This J. Horace Rudy oil painting, owned by Derek Dilks, is dated 1924. The works of the longtime York artist of a century ago are still known – and valued – around York, Pa.

You could say they don’t make bridges like they used to. Spans like the Columbia-Wrightsville Bridge, built in 1930 and christened the Veterans Memorial Bridge, are architectural showpieces. Their replacement spans often are, well, just boring. Consider this photo of the Veterans Memorial Bridge over the Susquehanna River, for example. The York, Pa., Daily Record’s Chris Dunn gathered in this scene, and look at the engagement: 350 plus likes. It’s now atop the YDR’s Facebook page. How often do you see the Wright’s Ferry Bridge, constructed 40 years later, in photos? OK, it’s just a one-bridge sample, but quality-of-life advocates would say that infrastructure should add to experience, not detract from it.

Alpacas such as those seen here on Shady Pine Farms in North Hopewell Township are relatively new to York County, Pa., soil. But as the desire for natural fibers has grown in America, this South American animal is increasingly seen around York County, a county that is no stranger to working in the carding, weaving and spinning business. In fact, a museum is opening to educate and observe York County’s long relationship with textiles.

York, Pa., Daily Record Facebook readers respond to really engage with aerial photographs. They like to figure what has changed – and what hasn’t. If you’re also a fan, check out YorkTownSquare’s aerial photo category.

John F. M. Wolfe, a student of York County aviation, told the story of this painting. The painting was hanging in Warner’s warehouse but was not at eye level. So a photographer got up in a forklift to get this eye-level picture. It appears in John Wolfe’s ‘Profiles of Aviation.’ So that’s the back story. Can you answer this quiz and those below?

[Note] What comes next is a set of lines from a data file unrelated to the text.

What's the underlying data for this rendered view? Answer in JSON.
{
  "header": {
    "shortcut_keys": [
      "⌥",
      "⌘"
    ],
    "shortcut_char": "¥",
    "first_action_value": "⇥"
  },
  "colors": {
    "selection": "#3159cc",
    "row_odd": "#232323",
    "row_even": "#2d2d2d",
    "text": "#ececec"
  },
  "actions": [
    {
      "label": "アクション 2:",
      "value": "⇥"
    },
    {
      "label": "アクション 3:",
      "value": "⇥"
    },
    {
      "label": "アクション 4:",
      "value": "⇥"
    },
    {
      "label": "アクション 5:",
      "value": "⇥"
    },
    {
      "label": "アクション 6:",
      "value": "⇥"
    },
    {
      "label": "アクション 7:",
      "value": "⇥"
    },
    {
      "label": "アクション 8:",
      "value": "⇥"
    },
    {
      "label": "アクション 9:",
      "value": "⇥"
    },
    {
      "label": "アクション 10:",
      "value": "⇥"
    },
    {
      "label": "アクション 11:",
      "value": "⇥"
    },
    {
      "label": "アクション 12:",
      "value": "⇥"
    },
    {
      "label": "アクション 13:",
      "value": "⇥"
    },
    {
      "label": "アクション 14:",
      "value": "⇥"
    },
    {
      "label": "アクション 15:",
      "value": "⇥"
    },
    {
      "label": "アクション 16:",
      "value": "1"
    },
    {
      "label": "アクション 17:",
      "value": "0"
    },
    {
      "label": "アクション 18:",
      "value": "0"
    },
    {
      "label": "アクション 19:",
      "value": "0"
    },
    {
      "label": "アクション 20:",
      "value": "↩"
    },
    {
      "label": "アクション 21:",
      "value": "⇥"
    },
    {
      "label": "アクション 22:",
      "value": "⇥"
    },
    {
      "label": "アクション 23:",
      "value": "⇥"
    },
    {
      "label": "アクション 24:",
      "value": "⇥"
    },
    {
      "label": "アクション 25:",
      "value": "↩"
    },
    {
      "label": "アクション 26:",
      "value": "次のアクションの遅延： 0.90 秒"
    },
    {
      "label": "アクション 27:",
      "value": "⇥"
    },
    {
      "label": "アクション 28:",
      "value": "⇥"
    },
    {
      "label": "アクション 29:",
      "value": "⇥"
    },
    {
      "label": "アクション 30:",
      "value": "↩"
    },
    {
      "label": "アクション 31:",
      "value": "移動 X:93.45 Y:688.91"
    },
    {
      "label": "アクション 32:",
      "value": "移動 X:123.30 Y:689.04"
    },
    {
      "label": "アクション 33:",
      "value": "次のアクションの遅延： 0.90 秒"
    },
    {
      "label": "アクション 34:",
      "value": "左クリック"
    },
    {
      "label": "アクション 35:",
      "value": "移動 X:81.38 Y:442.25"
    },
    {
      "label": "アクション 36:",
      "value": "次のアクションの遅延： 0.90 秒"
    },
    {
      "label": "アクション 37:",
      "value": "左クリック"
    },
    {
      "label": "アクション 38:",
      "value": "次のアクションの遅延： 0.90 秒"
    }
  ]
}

You might call this the largest cardboard recycling project ever in York County. It means Wayne White’s ‘FOE’ exhibit will live to fight another day. York College of Pennsylvania students carried the dismantled cardboard-and-wood exhibit or installation from MarketView Arts on West Philadelphia Street to LSC Design on North George. The exhibit by the noted White showed everyday life for the two days that the Confederate Army occupied York in late-June 1863. The exhibit ended, and its figures will reside in storage at LSC for display at yet undetermined places in York County.